Schnabel leapt to fame in the 1980s with his huge canvases filled with broken plates. Over the years, he has become a bona fide New York phenomenon. After Schrager visited his Greenwich Village studio last year -- one of the most distinctive homes in the city -- an improbable collaboration was born. "I just thought there was something in the way an artist puts together his studio and fills it with extraordinary colours and things. It's a quirky, singular style."
There were problems along the way, notably in adapting the artist's flamboyant ideas to the practical requirements of a hotel, but the result is an unqualified success. The dark, brooding lobby, with its vast hand-blown chandelier and Aubusson carpet, sets the tone. A huge, red-splattered canvas by Cy Twombly dominates the space and a Schnabel portrait hangs over a stone fireplace, where real logs burn in the air-conditioned chill. The 185 guest rooms are similarly opulent, with chandeliers, fine art and rich Renaissance colours.

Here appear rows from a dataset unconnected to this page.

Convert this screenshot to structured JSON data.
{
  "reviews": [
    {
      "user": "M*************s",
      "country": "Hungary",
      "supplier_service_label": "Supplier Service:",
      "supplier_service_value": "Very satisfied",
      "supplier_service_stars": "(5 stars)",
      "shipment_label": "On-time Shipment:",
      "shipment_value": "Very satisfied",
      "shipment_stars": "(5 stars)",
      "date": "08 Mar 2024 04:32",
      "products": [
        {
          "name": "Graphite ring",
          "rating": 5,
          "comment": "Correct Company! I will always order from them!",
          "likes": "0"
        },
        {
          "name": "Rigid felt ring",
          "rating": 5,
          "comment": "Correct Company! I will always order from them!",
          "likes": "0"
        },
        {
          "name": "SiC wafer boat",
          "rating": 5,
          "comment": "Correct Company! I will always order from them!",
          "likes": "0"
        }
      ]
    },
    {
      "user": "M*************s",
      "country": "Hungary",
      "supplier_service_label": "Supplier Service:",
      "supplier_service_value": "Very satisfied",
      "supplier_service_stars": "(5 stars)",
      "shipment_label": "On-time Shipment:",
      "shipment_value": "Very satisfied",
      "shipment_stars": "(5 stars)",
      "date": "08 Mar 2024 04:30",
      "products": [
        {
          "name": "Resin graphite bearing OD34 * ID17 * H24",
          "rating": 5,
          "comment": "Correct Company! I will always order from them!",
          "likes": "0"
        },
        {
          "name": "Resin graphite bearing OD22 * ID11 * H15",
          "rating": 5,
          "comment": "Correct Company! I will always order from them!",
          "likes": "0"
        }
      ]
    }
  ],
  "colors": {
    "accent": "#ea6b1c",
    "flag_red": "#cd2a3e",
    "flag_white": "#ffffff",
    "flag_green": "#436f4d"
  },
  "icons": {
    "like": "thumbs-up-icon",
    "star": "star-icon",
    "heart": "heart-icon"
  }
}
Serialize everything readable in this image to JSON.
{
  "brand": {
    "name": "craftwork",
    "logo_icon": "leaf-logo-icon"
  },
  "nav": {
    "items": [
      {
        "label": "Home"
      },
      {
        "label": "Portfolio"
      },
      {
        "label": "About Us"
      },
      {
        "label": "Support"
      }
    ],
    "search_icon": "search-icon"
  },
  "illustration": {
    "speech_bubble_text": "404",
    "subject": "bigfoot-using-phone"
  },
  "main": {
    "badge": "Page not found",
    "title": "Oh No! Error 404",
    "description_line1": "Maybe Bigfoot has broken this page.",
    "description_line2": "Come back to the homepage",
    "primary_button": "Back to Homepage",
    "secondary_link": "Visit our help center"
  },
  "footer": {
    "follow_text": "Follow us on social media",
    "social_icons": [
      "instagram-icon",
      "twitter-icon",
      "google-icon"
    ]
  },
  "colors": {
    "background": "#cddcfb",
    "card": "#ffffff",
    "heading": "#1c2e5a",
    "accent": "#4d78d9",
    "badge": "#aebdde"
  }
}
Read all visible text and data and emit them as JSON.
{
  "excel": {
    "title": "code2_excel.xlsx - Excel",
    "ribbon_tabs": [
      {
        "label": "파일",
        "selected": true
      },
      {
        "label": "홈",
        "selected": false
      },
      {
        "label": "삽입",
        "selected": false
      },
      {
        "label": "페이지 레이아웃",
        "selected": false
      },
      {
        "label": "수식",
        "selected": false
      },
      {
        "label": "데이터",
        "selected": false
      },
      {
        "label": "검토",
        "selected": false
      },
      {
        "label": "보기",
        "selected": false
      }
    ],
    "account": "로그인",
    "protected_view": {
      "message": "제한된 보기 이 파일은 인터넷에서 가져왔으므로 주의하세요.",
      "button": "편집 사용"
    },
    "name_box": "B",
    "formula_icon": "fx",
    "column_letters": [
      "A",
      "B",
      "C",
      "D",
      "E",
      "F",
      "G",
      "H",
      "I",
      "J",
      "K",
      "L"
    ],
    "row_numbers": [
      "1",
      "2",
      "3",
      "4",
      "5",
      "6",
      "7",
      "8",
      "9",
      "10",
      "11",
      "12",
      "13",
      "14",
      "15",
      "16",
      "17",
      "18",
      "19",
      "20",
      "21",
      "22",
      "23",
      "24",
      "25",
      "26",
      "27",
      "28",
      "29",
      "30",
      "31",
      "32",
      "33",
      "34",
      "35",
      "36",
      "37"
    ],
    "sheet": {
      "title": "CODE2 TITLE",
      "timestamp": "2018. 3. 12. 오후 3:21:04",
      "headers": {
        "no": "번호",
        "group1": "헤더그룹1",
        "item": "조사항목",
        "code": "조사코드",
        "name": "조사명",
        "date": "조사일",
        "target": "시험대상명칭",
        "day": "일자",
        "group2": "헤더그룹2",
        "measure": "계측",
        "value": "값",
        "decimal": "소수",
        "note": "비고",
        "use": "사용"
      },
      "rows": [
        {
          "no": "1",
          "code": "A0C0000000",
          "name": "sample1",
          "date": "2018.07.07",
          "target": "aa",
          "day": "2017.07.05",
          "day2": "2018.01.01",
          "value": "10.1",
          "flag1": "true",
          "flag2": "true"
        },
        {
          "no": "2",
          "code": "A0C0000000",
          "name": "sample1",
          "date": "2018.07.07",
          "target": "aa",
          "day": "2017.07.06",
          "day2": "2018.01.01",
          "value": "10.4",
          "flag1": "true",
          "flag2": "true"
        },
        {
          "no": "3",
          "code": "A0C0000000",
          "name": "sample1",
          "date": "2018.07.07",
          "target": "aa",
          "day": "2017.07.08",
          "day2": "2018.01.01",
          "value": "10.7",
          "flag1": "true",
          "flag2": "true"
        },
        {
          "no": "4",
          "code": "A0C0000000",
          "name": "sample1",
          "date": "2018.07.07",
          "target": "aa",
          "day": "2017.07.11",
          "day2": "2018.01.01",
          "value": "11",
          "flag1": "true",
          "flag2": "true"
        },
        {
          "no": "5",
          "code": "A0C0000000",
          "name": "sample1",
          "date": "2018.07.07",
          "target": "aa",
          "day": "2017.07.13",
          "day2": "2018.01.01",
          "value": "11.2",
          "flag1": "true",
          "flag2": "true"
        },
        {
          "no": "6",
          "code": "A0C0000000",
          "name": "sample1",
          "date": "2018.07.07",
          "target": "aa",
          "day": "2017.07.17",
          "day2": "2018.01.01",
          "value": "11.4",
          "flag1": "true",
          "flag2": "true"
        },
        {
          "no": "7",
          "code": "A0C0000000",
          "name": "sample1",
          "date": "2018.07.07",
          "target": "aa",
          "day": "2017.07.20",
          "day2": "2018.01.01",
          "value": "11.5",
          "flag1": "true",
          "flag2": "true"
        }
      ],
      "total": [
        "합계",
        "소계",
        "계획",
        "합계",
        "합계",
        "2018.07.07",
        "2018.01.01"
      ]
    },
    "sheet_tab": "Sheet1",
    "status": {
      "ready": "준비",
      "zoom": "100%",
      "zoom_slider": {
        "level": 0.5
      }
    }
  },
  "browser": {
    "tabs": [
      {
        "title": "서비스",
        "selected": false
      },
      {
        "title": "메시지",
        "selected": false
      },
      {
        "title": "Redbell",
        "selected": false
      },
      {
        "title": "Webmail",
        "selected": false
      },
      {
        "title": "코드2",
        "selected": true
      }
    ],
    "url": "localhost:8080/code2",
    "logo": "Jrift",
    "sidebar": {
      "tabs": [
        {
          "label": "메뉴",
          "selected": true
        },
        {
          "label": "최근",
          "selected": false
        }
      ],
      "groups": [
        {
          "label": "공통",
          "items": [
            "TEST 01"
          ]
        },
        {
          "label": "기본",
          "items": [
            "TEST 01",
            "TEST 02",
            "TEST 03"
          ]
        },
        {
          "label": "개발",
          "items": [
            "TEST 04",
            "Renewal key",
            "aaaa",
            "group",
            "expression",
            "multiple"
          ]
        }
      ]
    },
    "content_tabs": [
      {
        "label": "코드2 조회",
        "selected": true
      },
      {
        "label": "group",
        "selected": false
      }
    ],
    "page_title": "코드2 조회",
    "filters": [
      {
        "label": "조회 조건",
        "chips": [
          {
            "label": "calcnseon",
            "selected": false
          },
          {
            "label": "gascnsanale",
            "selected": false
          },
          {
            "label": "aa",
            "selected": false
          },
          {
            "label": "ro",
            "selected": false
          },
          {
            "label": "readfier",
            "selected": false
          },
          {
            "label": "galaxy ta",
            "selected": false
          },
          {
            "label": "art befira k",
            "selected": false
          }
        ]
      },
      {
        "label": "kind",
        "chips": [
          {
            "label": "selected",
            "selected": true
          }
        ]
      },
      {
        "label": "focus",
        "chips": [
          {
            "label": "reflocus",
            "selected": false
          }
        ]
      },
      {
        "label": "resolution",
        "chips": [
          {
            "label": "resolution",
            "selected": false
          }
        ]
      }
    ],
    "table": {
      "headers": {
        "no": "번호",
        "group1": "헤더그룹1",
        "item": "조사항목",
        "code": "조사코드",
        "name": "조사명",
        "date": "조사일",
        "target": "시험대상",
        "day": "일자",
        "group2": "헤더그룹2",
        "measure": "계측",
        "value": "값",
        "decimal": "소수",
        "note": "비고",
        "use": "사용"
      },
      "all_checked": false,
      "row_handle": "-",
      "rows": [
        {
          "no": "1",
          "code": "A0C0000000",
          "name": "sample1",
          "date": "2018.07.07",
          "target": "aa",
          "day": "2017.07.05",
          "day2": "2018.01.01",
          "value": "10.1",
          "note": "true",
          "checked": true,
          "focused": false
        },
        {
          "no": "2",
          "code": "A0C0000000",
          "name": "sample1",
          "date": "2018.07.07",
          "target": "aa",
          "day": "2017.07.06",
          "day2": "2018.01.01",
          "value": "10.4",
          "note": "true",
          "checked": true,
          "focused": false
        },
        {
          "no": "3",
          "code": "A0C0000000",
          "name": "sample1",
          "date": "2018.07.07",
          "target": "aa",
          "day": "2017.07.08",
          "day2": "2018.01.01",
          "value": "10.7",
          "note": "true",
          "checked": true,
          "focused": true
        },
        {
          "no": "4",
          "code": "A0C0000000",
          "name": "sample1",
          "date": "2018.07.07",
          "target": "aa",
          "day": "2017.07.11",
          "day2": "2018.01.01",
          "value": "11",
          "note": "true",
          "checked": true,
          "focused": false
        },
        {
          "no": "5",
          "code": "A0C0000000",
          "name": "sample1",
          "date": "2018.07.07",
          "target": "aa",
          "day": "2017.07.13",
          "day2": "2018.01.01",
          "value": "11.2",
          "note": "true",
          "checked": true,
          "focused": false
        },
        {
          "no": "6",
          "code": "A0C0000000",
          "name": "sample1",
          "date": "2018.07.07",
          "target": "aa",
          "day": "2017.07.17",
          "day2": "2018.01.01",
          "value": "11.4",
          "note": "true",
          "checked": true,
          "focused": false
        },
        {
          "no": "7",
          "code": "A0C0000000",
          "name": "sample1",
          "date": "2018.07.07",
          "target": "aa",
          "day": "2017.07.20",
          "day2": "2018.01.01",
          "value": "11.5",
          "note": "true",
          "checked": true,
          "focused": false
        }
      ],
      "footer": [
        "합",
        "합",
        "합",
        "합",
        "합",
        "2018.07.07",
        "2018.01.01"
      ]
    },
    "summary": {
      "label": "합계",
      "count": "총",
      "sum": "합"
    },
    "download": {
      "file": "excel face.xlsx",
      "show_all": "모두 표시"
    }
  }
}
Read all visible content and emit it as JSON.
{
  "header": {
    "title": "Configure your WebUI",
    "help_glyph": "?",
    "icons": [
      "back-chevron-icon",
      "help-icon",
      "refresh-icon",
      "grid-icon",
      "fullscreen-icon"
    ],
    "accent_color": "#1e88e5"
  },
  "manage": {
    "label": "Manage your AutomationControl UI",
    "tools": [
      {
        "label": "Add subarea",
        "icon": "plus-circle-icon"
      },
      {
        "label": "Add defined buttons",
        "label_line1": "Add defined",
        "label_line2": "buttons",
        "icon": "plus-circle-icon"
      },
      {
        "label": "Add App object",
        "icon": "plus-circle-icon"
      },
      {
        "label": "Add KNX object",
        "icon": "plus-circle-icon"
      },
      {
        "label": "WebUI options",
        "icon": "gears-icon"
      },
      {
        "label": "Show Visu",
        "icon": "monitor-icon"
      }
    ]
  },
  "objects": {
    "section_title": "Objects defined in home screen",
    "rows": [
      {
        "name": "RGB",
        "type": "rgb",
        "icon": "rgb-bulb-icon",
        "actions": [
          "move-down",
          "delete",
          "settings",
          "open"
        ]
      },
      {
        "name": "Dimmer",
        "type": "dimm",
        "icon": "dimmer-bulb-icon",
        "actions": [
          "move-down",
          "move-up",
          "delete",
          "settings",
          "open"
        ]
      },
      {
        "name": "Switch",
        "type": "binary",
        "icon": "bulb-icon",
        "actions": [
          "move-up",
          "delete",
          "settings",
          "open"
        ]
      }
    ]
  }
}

"I've rethought of everything. Luxury is not a price point or a logo on a handbag. It's an experience". A Picasso-esque painting by Schnabel hangs above a roaring fire in the lobby. A toreador jacket is typical of Schnabel's quirky take on interior design. The Jade bar has a democratic door policy -- no guest list or bouncers -- to attract a broad mix of people.
Yet again, Schrager has demonstrated an uncanny ability to capture the spirit of the times. "I've rethought absolutely everything I've ever done," he says. "Gramercy Park is the ultimate anti-brand. Luxury is not a price point or a logo on a handbag -- it's an experience." _ www.gramercyparkhotel.com